Material for the task:
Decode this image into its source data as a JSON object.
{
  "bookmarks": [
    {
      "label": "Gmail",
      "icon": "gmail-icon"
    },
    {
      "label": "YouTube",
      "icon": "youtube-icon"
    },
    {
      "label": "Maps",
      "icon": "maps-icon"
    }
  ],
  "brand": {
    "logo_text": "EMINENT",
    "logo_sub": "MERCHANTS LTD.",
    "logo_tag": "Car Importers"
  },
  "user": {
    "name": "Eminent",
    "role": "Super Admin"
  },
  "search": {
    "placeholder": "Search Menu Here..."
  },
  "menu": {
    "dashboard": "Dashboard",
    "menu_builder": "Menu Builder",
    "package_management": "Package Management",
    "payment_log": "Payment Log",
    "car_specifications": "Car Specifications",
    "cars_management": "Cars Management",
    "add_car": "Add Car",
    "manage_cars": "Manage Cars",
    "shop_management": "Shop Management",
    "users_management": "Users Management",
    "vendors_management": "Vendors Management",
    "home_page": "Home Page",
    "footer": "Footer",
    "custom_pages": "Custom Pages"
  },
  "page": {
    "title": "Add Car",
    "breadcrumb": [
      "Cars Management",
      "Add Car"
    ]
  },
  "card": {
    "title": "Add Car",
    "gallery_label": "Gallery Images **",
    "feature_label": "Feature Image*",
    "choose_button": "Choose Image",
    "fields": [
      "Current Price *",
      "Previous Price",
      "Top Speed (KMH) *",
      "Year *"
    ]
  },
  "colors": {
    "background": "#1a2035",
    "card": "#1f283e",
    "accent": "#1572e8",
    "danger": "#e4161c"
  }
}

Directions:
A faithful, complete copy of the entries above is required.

Response to this exercise:
Decode this image into its source data as a JSON object.
{
  "bookmarks": [
    {
      "label": "Gmail",
      "icon": "gmail-icon"
    },
    {
      "label": "YouTube",
      "icon": "youtube-icon"
    },
    {
      "label": "Maps",
      "icon": "maps-icon"
    }
  ],
  "brand": {
    "logo_text": "EMINENT",
    "logo_sub": "MERCHANTS LTD.",
    "logo_tag": "Car Importers"
  },
  "user": {
    "name": "Eminent",
    "role": "Super Admin"
  },
  "search": {
    "placeholder": "Search Menu Here..."
  },
  "menu": {
    "dashboard": "Dashboard",
    "menu_builder": "Menu Builder",
    "package_management": "Package Management",
    "payment_log": "Payment Log",
    "car_specifications": "Car Specifications",
    "cars_management": "Cars Management",
    "add_car": "Add Car",
    "manage_cars": "Manage Cars",
    "shop_management": "Shop Management",
    "users_management": "Users Management",
    "vendors_management": "Vendors Management",
    "home_page": "Home Page",
    "footer": "Footer",
    "custom_pages": "Custom Pages"
  },
  "page": {
    "title": "Add Car",
    "breadcrumb": [
      "Cars Management",
      "Add Car"
    ]
  },
  "card": {
    "title": "Add Car",
    "gallery_label": "Gallery Images **",
    "feature_label": "Feature Image*",
    "choose_button": "Choose Image",
    "fields": [
      "Current Price *",
      "Previous Price",
      "Top Speed (KMH) *",
      "Year *"
    ]
  },
  "colors": {
    "background": "#1a2035",
    "card": "#1f283e",
    "accent": "#1572e8",
    "danger": "#e4161c"
  }
}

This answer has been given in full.